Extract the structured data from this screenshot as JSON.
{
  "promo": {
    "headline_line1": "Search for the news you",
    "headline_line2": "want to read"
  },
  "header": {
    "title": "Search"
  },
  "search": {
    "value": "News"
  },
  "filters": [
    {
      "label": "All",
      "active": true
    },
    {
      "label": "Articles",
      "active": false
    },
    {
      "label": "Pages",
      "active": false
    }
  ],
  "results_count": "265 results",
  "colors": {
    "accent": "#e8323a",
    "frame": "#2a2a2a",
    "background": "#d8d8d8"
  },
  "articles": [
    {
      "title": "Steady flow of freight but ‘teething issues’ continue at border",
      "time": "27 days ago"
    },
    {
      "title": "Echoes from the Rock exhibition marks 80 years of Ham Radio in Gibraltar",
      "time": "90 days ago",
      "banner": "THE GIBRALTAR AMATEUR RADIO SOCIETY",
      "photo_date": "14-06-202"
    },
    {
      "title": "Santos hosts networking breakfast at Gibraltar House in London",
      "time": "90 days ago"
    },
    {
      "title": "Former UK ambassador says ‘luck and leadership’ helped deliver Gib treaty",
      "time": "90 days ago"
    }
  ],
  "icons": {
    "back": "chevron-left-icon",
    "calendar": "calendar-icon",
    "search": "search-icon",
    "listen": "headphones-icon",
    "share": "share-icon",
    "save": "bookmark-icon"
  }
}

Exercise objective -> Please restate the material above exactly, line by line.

Task answer ->
Extract the structured data from this screenshot as JSON.
{
  "promo": {
    "headline_line1": "Search for the news you",
    "headline_line2": "want to read"
  },
  "header": {
    "title": "Search"
  },
  "search": {
    "value": "News"
  },
  "filters": [
    {
      "label": "All",
      "active": true
    },
    {
      "label": "Articles",
      "active": false
    },
    {
      "label": "Pages",
      "active": false
    }
  ],
  "results_count": "265 results",
  "colors": {
    "accent": "#e8323a",
    "frame": "#2a2a2a",
    "background": "#d8d8d8"
  },
  "articles": [
    {
      "title": "Steady flow of freight but ‘teething issues’ continue at border",
      "time": "27 days ago"
    },
    {
      "title": "Echoes from the Rock exhibition marks 80 years of Ham Radio in Gibraltar",
      "time": "90 days ago",
      "banner": "THE GIBRALTAR AMATEUR RADIO SOCIETY",
      "photo_date": "14-06-202"
    },
    {
      "title": "Santos hosts networking breakfast at Gibraltar House in London",
      "time": "90 days ago"
    },
    {
      "title": "Former UK ambassador says ‘luck and leadership’ helped deliver Gib treaty",
      "time": "90 days ago"
    }
  ],
  "icons": {
    "back": "chevron-left-icon",
    "calendar": "calendar-icon",
    "search": "search-icon",
    "listen": "headphones-icon",
    "share": "share-icon",
    "save": "bookmark-icon"
  }
}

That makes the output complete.